**Aim of the task**
Your copy should hold only the lines from the one containing "Parse this screenshot: output" through the final line of the entries, exactly as written, with no pictures.

**** Dataset content ****

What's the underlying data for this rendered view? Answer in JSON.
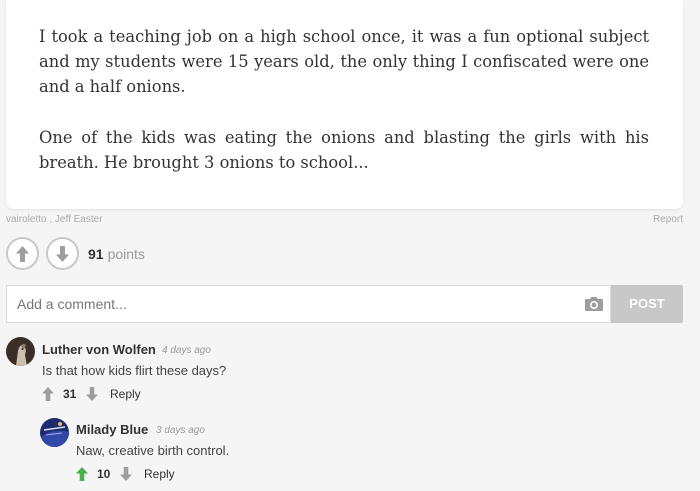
{
  "post": {
    "paragraphs": [
      "I took a teaching job on a high school once, it was a fun optional subject and my students were 15 years old, the only thing I confiscated were one and a half onions.",
      "One of the kids was eating the onions and blasting the girls with his breath. He brought 3 onions to school..."
    ],
    "authors": "vairoletto ,  Jeff Easter",
    "report_label": "Report",
    "points": "91",
    "points_label": "points"
  },
  "comment_form": {
    "placeholder": "Add a comment...",
    "post_label": "POST"
  },
  "comments": [
    {
      "author": "Luther von Wolfen",
      "time": "4 days ago",
      "text": "Is that how kids flirt these days?",
      "votes": "31",
      "reply_label": "Reply"
    },
    {
      "author": "Milady Blue",
      "time": "3 days ago",
      "text": "Naw, creative birth control.",
      "votes": "10",
      "reply_label": "Reply"
    }
  ],
  "colors": {
    "upvoted": "#4caf50",
    "neutral_arrow": "#9e9e9e",
    "post_button": "#c8c8c8"
  },
  "icons": [
    "arrow-up-icon",
    "arrow-down-icon",
    "camera-icon"
  ]
}
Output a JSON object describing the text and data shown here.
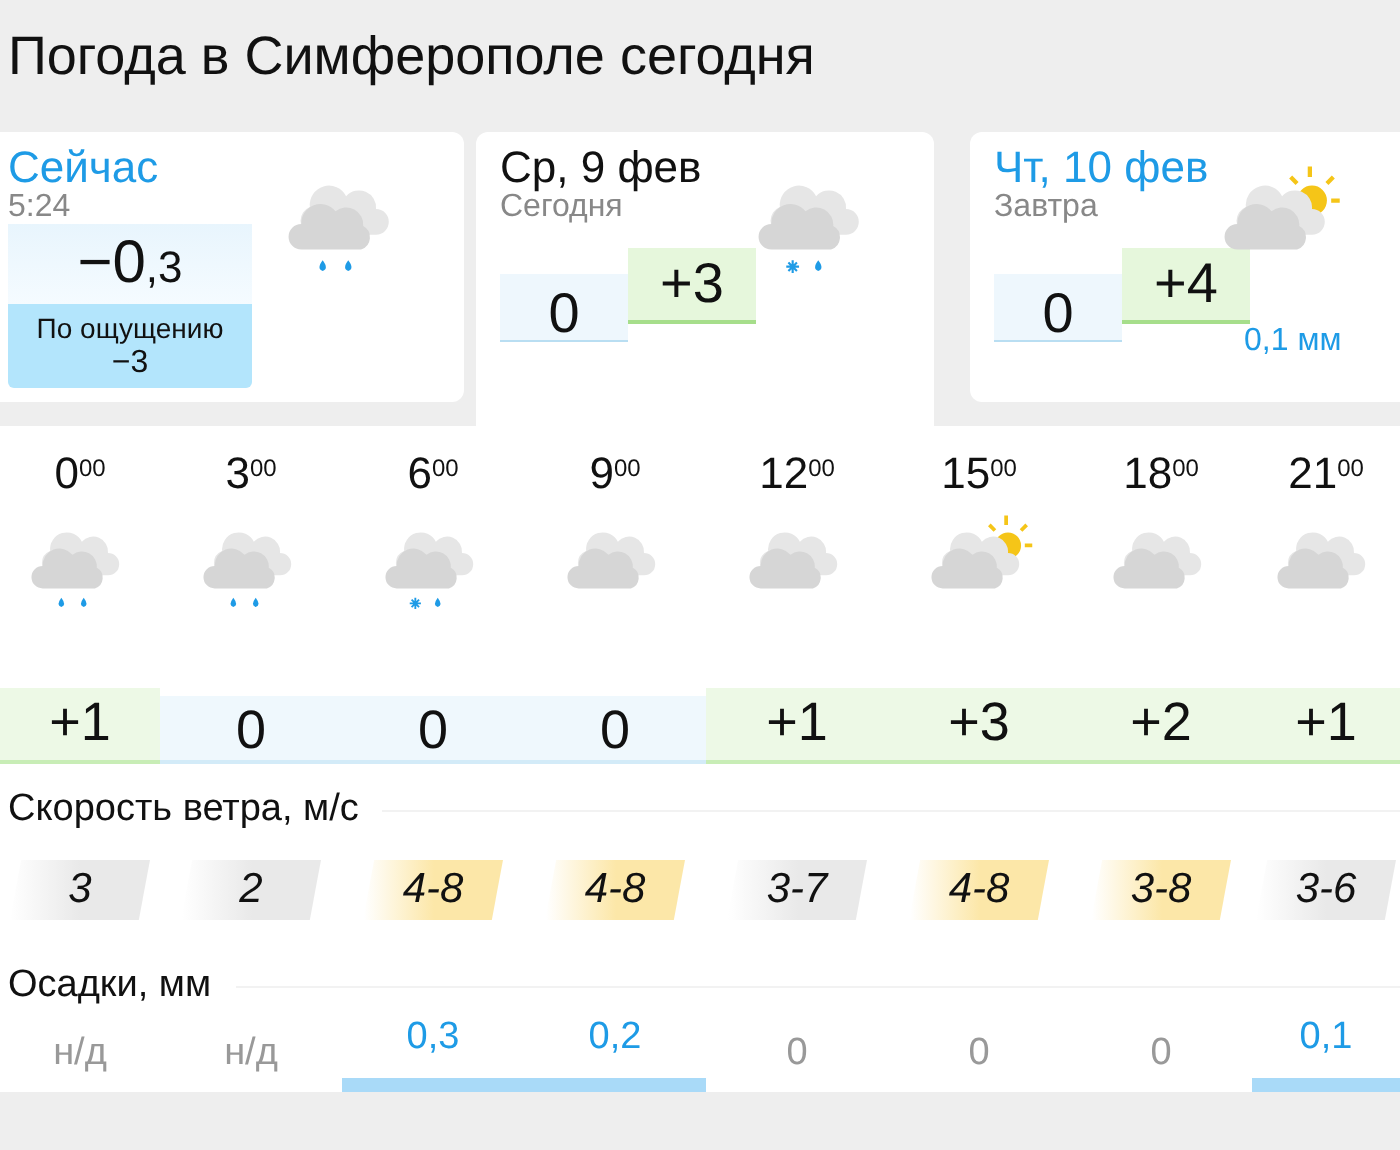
{
  "title": "Погода в Симферополе сегодня",
  "now": {
    "heading": "Сейчас",
    "time": "5:24",
    "temp_whole": "−0",
    "temp_fraction": ",3",
    "feels_label": "По ощущению",
    "feels_value": "−3",
    "kind": "rain"
  },
  "days": [
    {
      "heading": "Ср, 9 фев",
      "subheading": "Сегодня",
      "highlight": false,
      "kind": "snow_rain",
      "min": "0",
      "max": "+3"
    },
    {
      "heading": "Чт, 10 фев",
      "subheading": "Завтра",
      "highlight": true,
      "kind": "partly_sunny",
      "min": "0",
      "max": "+4",
      "precip": "0,1 мм"
    }
  ],
  "hours": [
    {
      "time": "0$^{00}$",
      "kind": "rain",
      "temp": "+1",
      "warm": true
    },
    {
      "time": "3$^{00}$",
      "kind": "rain",
      "temp": "0",
      "warm": false
    },
    {
      "time": "6$^{00}$",
      "kind": "snow_rain",
      "temp": "0",
      "warm": false
    },
    {
      "time": "9$^{00}$",
      "kind": "cloudy",
      "temp": "0",
      "warm": false
    },
    {
      "time": "12$^{00}$",
      "kind": "cloudy",
      "temp": "+1",
      "warm": true
    },
    {
      "time": "15$^{00}$",
      "kind": "partly_sunny",
      "temp": "+3",
      "warm": true
    },
    {
      "time": "18$^{00}$",
      "kind": "cloudy",
      "temp": "+2",
      "warm": true
    },
    {
      "time": "21$^{00}$",
      "kind": "cloudy",
      "temp": "+1",
      "warm": true
    }
  ],
  "wind": {
    "heading": "Скорость ветра, м/с",
    "values": [
      {
        "value": "3",
        "strong": false
      },
      {
        "value": "2",
        "strong": false
      },
      {
        "value": "4-8",
        "strong": true
      },
      {
        "value": "4-8",
        "strong": true
      },
      {
        "value": "3-7",
        "strong": false
      },
      {
        "value": "4-8",
        "strong": true
      },
      {
        "value": "3-8",
        "strong": true
      },
      {
        "value": "3-6",
        "strong": false
      }
    ]
  },
  "precipitation": {
    "heading": "Осадки, мм",
    "values": [
      {
        "value": "н/д",
        "bar": false
      },
      {
        "value": "н/д",
        "bar": false
      },
      {
        "value": "0,3",
        "bar": true
      },
      {
        "value": "0,2",
        "bar": true
      },
      {
        "value": "0",
        "bar": false
      },
      {
        "value": "0",
        "bar": false
      },
      {
        "value": "0",
        "bar": false
      },
      {
        "value": "0,1",
        "bar": true
      }
    ]
  }
}
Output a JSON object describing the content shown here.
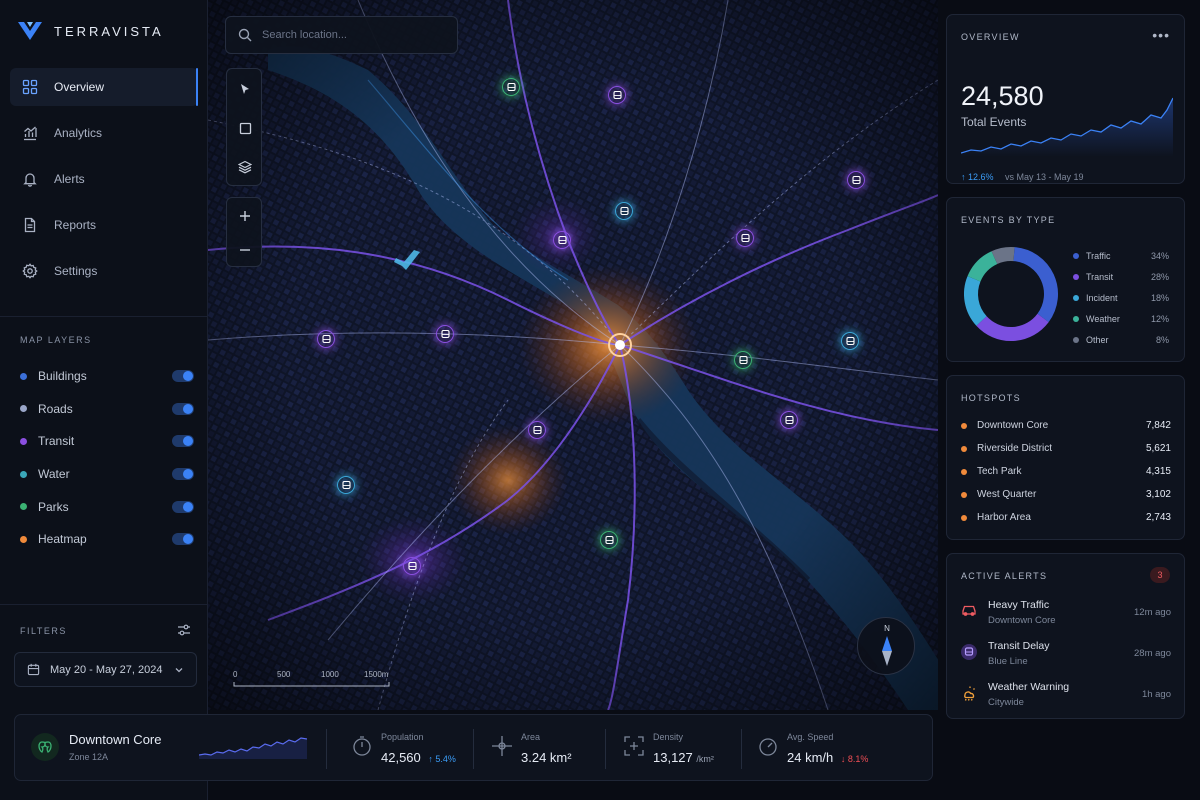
{
  "app": {
    "brand": "TERRAVISTA"
  },
  "sidebar": {
    "nav": [
      {
        "label": "Overview",
        "icon": "grid-icon",
        "active": true
      },
      {
        "label": "Analytics",
        "icon": "bar-chart-icon",
        "active": false
      },
      {
        "label": "Alerts",
        "icon": "bell-icon",
        "active": false
      },
      {
        "label": "Reports",
        "icon": "document-icon",
        "active": false
      },
      {
        "label": "Settings",
        "icon": "gear-icon",
        "active": false
      }
    ],
    "layers_title": "MAP LAYERS",
    "layers": [
      {
        "label": "Buildings",
        "color": "#3b6fd8",
        "on": true
      },
      {
        "label": "Roads",
        "color": "#9aa6c8",
        "on": true
      },
      {
        "label": "Transit",
        "color": "#8b4fe0",
        "on": true
      },
      {
        "label": "Water",
        "color": "#3aa7b8",
        "on": true
      },
      {
        "label": "Parks",
        "color": "#3bb273",
        "on": true
      },
      {
        "label": "Heatmap",
        "color": "#f08a3b",
        "on": true
      }
    ],
    "filters_title": "FILTERS",
    "date_range": "May 20 - May 27, 2024"
  },
  "map": {
    "search_placeholder": "Search location...",
    "scale_labels": [
      "0",
      "500",
      "1000",
      "1500m"
    ],
    "compass_label": "N"
  },
  "bottom": {
    "zone_name": "Downtown Core",
    "zone_sub": "Zone 12A",
    "stats": {
      "population": {
        "label": "Population",
        "value": "42,560",
        "delta": "↑ 5.4%"
      },
      "area": {
        "label": "Area",
        "value": "3.24 km²"
      },
      "density": {
        "label": "Density",
        "value": "13,127",
        "unit": "/km²"
      },
      "speed": {
        "label": "Avg. Speed",
        "value": "24 km/h",
        "delta": "↓ 8.1%"
      }
    }
  },
  "overview": {
    "title": "OVERVIEW",
    "more": "•••",
    "total": "24,580",
    "total_label": "Total Events",
    "delta": "↑ 12.6%",
    "range": "vs May 13 - May 19"
  },
  "events_by_type": {
    "title": "EVENTS BY TYPE",
    "items": [
      {
        "label": "Traffic",
        "value": "34%",
        "color": "#3b5fd0"
      },
      {
        "label": "Transit",
        "value": "28%",
        "color": "#7b4fe0"
      },
      {
        "label": "Incident",
        "value": "18%",
        "color": "#3aa7d8"
      },
      {
        "label": "Weather",
        "value": "12%",
        "color": "#3bb29a"
      },
      {
        "label": "Other",
        "value": "8%",
        "color": "#6b7488"
      }
    ]
  },
  "chart_data": {
    "type": "pie",
    "categories": [
      "Traffic",
      "Transit",
      "Incident",
      "Weather",
      "Other"
    ],
    "values": [
      34,
      28,
      18,
      12,
      8
    ],
    "title": "EVENTS BY TYPE"
  },
  "hotspots": {
    "title": "HOTSPOTS",
    "items": [
      {
        "name": "Downtown Core",
        "value": "7,842"
      },
      {
        "name": "Riverside District",
        "value": "5,621"
      },
      {
        "name": "Tech Park",
        "value": "4,315"
      },
      {
        "name": "West Quarter",
        "value": "3,102"
      },
      {
        "name": "Harbor Area",
        "value": "2,743"
      }
    ]
  },
  "alerts": {
    "title": "ACTIVE ALERTS",
    "count": "3",
    "items": [
      {
        "title": "Heavy Traffic",
        "sub": "Downtown Core",
        "time": "12m ago",
        "icon": "car-icon",
        "color": "#ef5b61"
      },
      {
        "title": "Transit Delay",
        "sub": "Blue Line",
        "time": "28m ago",
        "icon": "bus-icon",
        "color": "#8b6cf0"
      },
      {
        "title": "Weather Warning",
        "sub": "Citywide",
        "time": "1h ago",
        "icon": "cloud-sun-icon",
        "color": "#f0a03b"
      }
    ]
  }
}
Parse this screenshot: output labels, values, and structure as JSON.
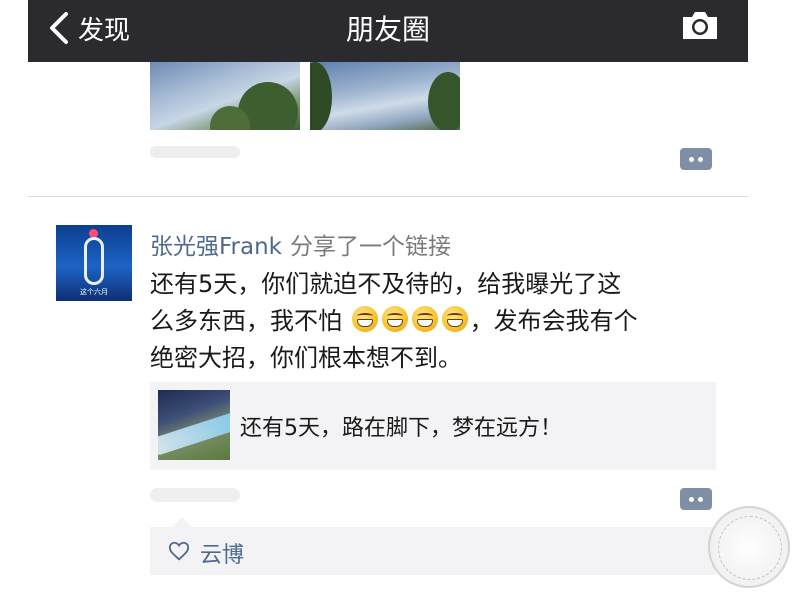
{
  "nav": {
    "back_label": "发现",
    "title": "朋友圈"
  },
  "post": {
    "author": "张光强Frank",
    "action": "分享了一个链接",
    "text_line1": "还有5天，你们就迫不及待的，给我曝光了这",
    "text_line2_before": "么多东西，我不怕",
    "text_line2_after": "，发布会我有个",
    "text_line3": "绝密大招，你们根本想不到。",
    "emoji_names": [
      "grin-emoji",
      "grin-emoji",
      "grin-emoji",
      "grin-emoji"
    ],
    "link_title": "还有5天，路在脚下，梦在远方！",
    "avatar_caption": "这个六月"
  },
  "likes": {
    "names": "云博"
  },
  "colors": {
    "navbar": "#2b2b2f",
    "author_blue": "#4f6a8f",
    "comment_button": "#7f8fa6",
    "card_bg": "#f3f3f5"
  }
}
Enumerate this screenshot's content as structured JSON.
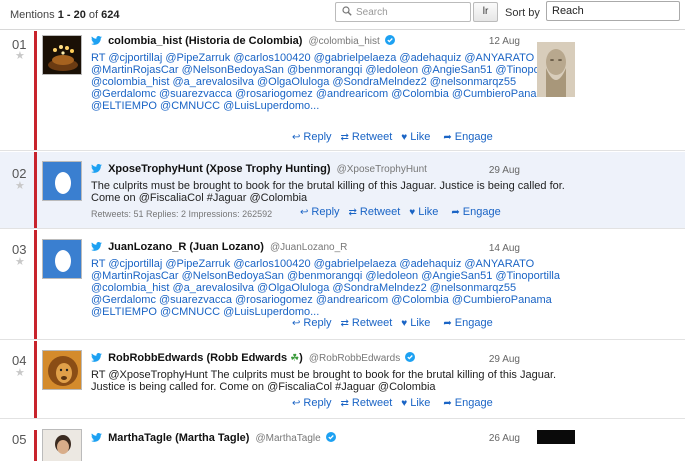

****

**Result of the exercise**
Parse this screenshot: output labels, values, and structure as JSON.
{
  "nav": {
    "back_label": "发现",
    "title": "朋友圈"
  },
  "post": {
    "author": "张光强Frank",
    "action": "分享了一个链接",
    "text_line1": "还有5天，你们就迫不及待的，给我曝光了这",
    "text_line2_before": "么多东西，我不怕",
    "text_line2_after": "，发布会我有个",
    "text_line3": "绝密大招，你们根本想不到。",
    "emoji_names": [
      "grin-emoji",
      "grin-emoji",
      "grin-emoji",
      "grin-emoji"
    ],
    "link_title": "还有5天，路在脚下，梦在远方！",
    "avatar_caption": "这个六月"
  },
  "likes": {
    "names": "云博"
  },
  "colors": {
    "navbar": "#2b2b2f",
    "author_blue": "#4f6a8f",
    "comment_button": "#7f8fa6",
    "card_bg": "#f3f3f5"
  }
}
Enumerate this screenshot's content as structured JSON.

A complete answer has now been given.